Daniel Nemukuyu, Harare Bureau
The Constitutional Court has thrown out an application by shadowy group Tajamuka’s spokesperson Promise Mkwananzi challenging President Mugabe’s fitness to continue leading the country.
Mkwananzi last year filed the application seeking an order compelling the revolutionary leader to step down on allegations that he was no longer fit to rule.
It was Mkwananzi’s argument that the Head of State and Government and the Commander-in-Chief of the Zimbabwe Defence Forces had failed to fulfil his constitutional obligation and duties as required by Section 90 (1) and (2).
Deputy Chief Justice Luke Malaba, sitting with eight other judges of the Constitutional Court, yesterday dismissed the application on the basis that Mkwananzi had failed to properly serve President Mugabe with the papers.
“The application is hereby dismissed with no order as to costs,” he ruled.

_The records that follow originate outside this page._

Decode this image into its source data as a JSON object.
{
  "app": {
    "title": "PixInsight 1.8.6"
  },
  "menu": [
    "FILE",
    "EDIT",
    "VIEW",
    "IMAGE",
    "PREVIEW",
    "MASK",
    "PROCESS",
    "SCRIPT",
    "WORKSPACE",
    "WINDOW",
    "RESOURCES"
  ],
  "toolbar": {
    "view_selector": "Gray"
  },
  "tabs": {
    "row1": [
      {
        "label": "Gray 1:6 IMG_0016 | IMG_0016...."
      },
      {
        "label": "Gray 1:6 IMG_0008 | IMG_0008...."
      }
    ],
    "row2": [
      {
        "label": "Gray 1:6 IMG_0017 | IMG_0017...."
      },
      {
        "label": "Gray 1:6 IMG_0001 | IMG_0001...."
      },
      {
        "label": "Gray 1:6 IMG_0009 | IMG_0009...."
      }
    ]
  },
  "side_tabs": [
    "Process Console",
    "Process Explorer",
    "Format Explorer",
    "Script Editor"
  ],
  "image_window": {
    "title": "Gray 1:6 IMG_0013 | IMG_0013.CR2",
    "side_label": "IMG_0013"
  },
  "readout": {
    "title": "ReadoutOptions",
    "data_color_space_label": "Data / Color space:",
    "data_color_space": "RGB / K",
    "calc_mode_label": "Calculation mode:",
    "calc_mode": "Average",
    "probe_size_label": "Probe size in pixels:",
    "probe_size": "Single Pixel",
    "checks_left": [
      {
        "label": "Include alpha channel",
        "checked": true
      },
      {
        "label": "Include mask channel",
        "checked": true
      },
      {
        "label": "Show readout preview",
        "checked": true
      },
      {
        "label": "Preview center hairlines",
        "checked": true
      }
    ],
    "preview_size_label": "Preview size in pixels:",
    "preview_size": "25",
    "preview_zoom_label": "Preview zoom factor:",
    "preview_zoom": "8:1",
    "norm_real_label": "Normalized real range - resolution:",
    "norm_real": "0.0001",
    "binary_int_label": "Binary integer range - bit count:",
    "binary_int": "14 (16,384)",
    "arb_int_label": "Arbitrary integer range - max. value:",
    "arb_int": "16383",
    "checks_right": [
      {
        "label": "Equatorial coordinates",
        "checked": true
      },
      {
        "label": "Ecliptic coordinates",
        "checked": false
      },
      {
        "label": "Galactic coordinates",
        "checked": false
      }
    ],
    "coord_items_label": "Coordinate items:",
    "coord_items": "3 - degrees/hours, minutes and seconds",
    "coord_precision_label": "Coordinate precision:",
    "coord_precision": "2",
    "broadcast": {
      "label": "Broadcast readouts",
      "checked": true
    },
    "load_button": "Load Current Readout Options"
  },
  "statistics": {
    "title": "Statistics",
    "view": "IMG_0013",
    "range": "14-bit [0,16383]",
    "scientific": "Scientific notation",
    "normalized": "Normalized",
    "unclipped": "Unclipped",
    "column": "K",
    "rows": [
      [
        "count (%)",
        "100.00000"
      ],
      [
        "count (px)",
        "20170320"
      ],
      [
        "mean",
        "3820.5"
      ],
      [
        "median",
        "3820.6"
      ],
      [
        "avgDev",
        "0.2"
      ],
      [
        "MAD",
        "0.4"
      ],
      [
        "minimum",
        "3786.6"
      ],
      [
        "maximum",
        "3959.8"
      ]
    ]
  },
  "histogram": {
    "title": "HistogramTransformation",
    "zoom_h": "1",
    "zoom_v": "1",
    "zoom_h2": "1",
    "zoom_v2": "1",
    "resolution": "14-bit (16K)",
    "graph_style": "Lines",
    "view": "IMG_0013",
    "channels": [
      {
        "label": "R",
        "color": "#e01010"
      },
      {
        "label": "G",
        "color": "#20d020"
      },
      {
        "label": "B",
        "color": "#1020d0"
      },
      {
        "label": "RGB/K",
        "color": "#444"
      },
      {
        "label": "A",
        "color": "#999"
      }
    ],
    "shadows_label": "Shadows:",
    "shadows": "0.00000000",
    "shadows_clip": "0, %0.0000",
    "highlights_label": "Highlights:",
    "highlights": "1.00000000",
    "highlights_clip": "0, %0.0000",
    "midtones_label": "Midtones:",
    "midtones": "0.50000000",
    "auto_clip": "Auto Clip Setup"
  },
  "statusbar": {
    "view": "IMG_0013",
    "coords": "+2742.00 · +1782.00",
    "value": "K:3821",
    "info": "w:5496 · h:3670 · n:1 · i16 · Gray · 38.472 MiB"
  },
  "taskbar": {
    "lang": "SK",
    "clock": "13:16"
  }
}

Mkwananzi did not comply with Rule 9 of the Constitutional Court which requires that the President should be served with court papers at his offices, that is at Munhumutapa Building and not anywhere else.
Instead of serving him within two days of filing, Mkwananzi served the President with the papers outside the prescribed time frame.
Mkwananzi’s lawyer Mr Kudzai Kadzere admitted the mistake.
“There was a mistake in the Sheriff’s return of service,” he said. “The Sheriff indicated that service should be effected at the New Government Complex when in terms of the rules, it was supposed to be done at his Munhumutapa Offices.
“Secondly, although the Sheriff was instructed to effect service in time, he did not do so. I would move that the matter be removed from the roll.”
Justice Malaba said the best way to deal with the matter was to dismiss it.
“We do not remove from the roll something that is unconstitutional,” he said. “It is not a matter of removing from the roll. The Constitutional Court is a serious court. As lawyers, you must first check what the law says before rushing here.”